Retype all data exactly as given. Pictures should not be retyped.
----------
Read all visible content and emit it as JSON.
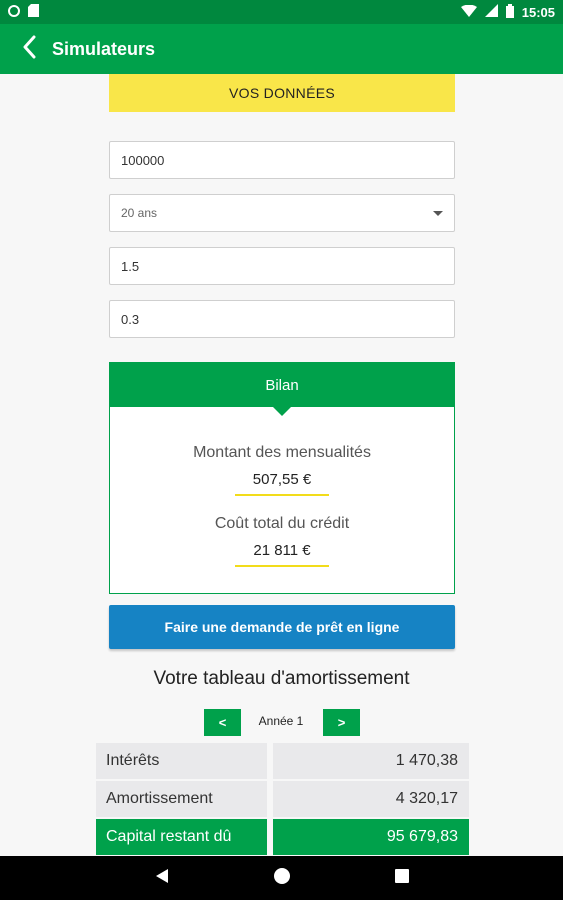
{
  "status_bar": {
    "time": "15:05"
  },
  "app_bar": {
    "title": "Simulateurs"
  },
  "banner": {
    "label": "VOS DONNÉES"
  },
  "form": {
    "amount": "100000",
    "duration": "20 ans",
    "rate": "1.5",
    "insurance": "0.3"
  },
  "bilan": {
    "title": "Bilan",
    "monthly_label": "Montant des mensualités",
    "monthly_value": "507,55 €",
    "cost_label": "Coût total du crédit",
    "cost_value": "21 811 €"
  },
  "cta": {
    "label": "Faire une demande de prêt en ligne"
  },
  "amortization": {
    "title": "Votre tableau d'amortissement",
    "prev_label": "<",
    "next_label": ">",
    "year_label": "Année 1",
    "rows": [
      {
        "label": "Intérêts",
        "value": "1 470,38"
      },
      {
        "label": "Amortissement",
        "value": "4 320,17"
      },
      {
        "label": "Capital restant dû",
        "value": "95 679,83"
      }
    ]
  },
  "colors": {
    "primary_green": "#00a14b",
    "status_green": "#00883e",
    "banner_yellow": "#f9e649",
    "cta_blue": "#1683c4"
  }
}
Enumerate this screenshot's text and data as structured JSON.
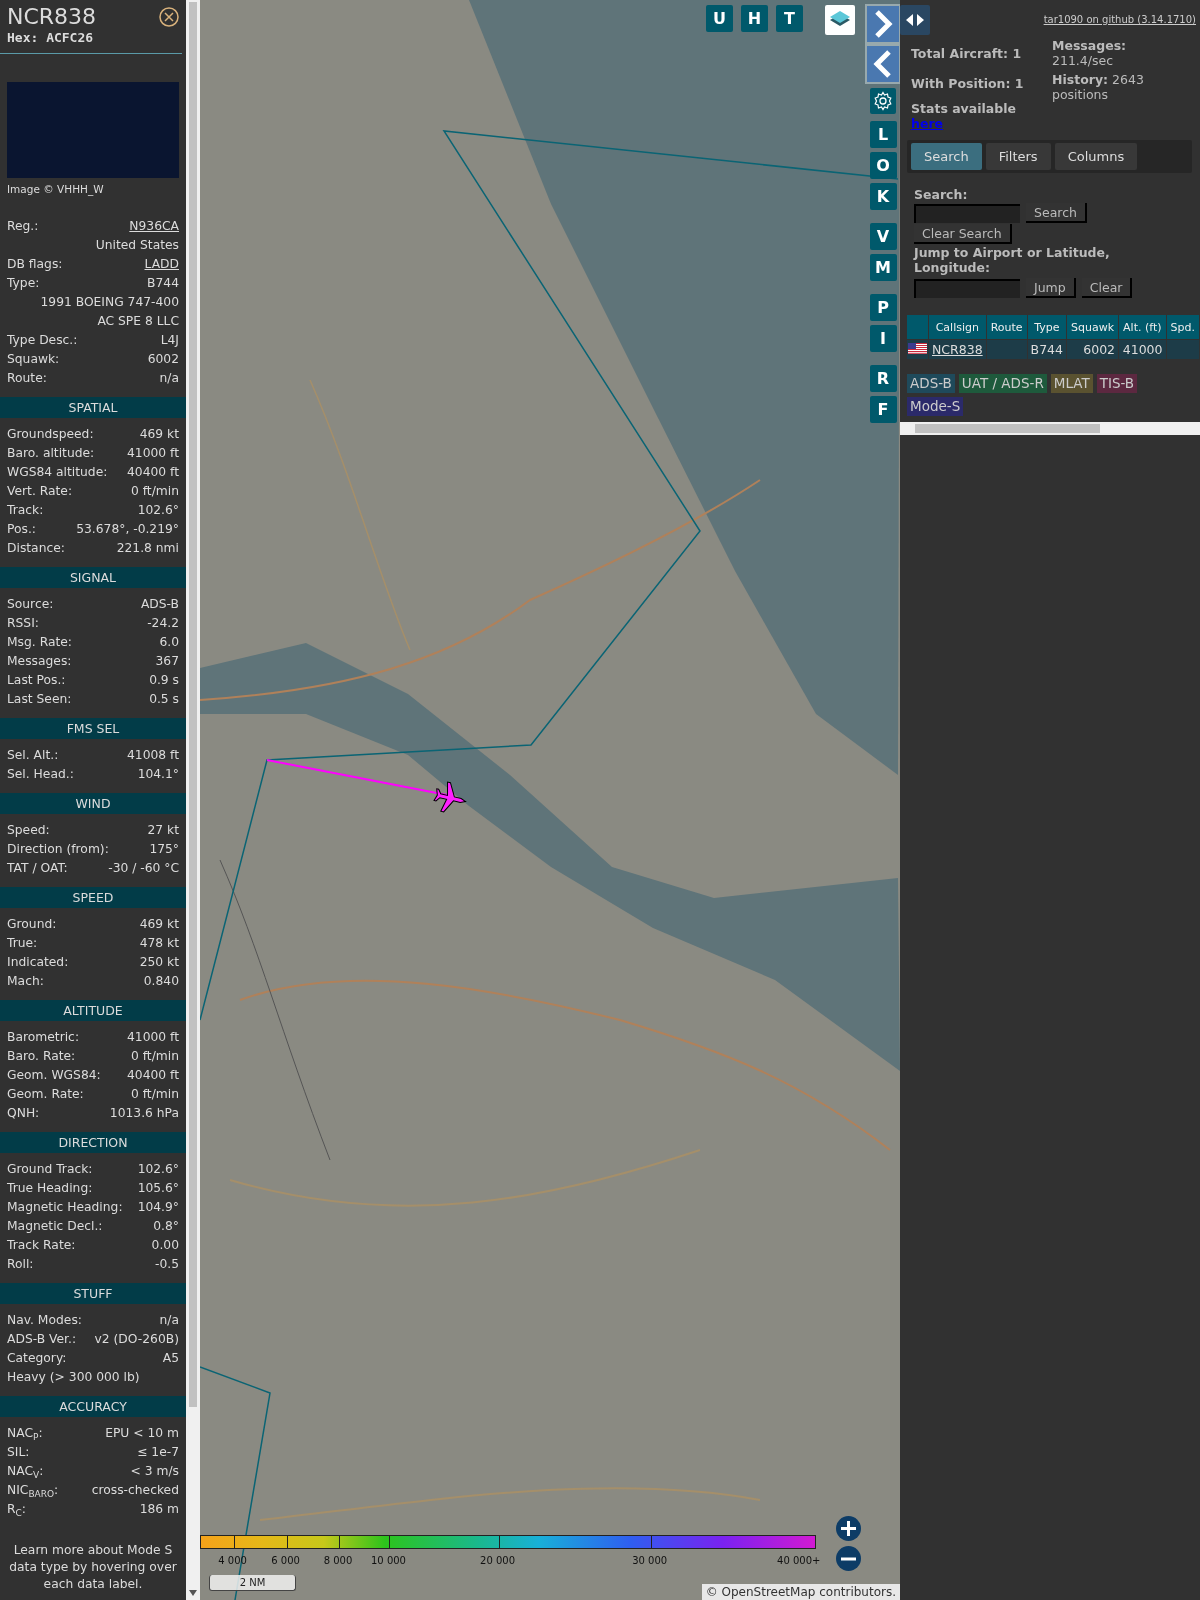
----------
## Result of the task
Read all visible content and emit it as JSON.
{
  "status_bar": {
    "time": "15:05"
  },
  "app_bar": {
    "title": "Simulateurs"
  },
  "banner": {
    "label": "VOS DONNÉES"
  },
  "form": {
    "amount": "100000",
    "duration": "20 ans",
    "rate": "1.5",
    "insurance": "0.3"
  },
  "bilan": {
    "title": "Bilan",
    "monthly_label": "Montant des mensualités",
    "monthly_value": "507,55 €",
    "cost_label": "Coût total du crédit",
    "cost_value": "21 811 €"
  },
  "cta": {
    "label": "Faire une demande de prêt en ligne"
  },
  "amortization": {
    "title": "Votre tableau d'amortissement",
    "prev_label": "<",
    "next_label": ">",
    "year_label": "Année 1",
    "rows": [
      {
        "label": "Intérêts",
        "value": "1 470,38"
      },
      {
        "label": "Amortissement",
        "value": "4 320,17"
      },
      {
        "label": "Capital restant dû",
        "value": "95 679,83"
      }
    ]
  },
  "colors": {
    "primary_green": "#00a14b",
    "status_green": "#00883e",
    "banner_yellow": "#f9e649",
    "cta_blue": "#1683c4"
  }
}
Enumerate this screenshot's text and data as structured JSON.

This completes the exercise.